--- GIVEN ENTRIES ---

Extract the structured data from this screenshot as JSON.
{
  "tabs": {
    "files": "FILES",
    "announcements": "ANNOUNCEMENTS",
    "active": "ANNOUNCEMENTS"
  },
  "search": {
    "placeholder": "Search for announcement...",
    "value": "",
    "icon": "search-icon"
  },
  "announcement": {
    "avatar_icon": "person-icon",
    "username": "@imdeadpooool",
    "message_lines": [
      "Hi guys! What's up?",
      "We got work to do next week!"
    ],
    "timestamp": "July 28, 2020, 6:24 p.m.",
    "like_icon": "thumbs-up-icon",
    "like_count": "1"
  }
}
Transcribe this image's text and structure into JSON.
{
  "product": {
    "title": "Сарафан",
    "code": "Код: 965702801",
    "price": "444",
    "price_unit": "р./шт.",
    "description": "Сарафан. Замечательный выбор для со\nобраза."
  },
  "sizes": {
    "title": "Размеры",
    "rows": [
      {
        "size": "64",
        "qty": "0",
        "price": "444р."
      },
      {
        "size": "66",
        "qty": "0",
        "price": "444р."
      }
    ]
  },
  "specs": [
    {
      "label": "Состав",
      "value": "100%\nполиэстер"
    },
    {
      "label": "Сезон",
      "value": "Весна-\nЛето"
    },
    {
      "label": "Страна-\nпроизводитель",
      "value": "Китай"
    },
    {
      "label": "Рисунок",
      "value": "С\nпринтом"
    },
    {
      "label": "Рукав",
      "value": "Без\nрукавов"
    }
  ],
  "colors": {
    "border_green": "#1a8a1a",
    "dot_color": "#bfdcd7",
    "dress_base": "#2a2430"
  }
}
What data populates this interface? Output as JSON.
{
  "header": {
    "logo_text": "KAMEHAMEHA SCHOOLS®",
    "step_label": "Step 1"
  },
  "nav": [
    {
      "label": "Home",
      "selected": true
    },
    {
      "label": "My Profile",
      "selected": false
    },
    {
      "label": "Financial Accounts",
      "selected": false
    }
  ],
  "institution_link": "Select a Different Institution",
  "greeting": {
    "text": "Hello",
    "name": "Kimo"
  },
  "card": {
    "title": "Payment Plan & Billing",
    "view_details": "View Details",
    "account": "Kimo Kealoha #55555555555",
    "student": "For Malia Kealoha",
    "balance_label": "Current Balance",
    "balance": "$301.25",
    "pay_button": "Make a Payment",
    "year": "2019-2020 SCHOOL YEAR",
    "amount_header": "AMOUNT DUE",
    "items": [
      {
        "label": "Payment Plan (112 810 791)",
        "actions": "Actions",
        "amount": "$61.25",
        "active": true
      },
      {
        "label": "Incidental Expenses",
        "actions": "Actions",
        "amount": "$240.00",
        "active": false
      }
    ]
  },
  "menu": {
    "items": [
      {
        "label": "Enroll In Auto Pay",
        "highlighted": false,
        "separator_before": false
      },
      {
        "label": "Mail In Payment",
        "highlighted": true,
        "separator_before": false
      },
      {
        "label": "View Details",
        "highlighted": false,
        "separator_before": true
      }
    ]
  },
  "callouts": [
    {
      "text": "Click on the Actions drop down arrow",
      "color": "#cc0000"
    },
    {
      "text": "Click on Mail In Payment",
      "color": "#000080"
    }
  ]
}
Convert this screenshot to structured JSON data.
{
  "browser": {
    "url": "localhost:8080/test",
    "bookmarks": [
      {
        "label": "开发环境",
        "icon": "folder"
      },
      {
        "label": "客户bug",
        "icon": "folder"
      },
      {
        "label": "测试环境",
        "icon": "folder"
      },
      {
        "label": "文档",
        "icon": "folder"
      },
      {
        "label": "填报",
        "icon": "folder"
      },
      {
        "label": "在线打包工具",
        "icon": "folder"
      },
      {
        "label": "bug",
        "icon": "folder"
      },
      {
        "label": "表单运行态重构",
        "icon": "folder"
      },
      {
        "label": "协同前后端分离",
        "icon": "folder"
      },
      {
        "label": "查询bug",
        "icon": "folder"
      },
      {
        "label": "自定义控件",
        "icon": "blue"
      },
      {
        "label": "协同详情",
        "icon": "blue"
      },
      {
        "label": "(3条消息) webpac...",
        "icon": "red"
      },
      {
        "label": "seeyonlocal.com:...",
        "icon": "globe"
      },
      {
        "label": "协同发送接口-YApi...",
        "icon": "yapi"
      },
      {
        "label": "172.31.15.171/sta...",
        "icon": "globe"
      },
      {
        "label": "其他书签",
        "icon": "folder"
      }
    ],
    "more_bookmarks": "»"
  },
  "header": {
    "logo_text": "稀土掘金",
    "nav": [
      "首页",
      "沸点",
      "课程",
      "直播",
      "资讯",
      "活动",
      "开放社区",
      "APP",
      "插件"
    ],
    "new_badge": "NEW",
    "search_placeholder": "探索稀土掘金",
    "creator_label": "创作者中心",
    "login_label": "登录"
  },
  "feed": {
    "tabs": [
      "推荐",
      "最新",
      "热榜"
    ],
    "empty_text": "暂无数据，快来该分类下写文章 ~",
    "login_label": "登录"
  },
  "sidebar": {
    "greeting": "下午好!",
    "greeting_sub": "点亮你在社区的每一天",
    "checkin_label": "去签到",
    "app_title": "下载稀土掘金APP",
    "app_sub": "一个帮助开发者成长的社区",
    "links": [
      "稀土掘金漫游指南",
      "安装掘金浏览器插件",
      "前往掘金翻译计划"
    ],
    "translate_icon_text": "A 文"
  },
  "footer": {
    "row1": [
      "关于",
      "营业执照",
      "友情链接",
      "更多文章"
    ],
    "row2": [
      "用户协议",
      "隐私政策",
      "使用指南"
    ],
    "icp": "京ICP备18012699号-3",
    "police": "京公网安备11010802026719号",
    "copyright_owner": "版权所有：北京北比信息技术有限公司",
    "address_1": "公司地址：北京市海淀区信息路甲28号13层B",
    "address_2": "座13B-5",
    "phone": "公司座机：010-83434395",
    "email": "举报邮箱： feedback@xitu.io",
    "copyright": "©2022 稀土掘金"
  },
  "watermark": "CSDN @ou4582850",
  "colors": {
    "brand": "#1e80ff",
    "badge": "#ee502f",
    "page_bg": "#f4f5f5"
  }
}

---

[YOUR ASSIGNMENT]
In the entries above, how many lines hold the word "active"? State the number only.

[RESULT]
3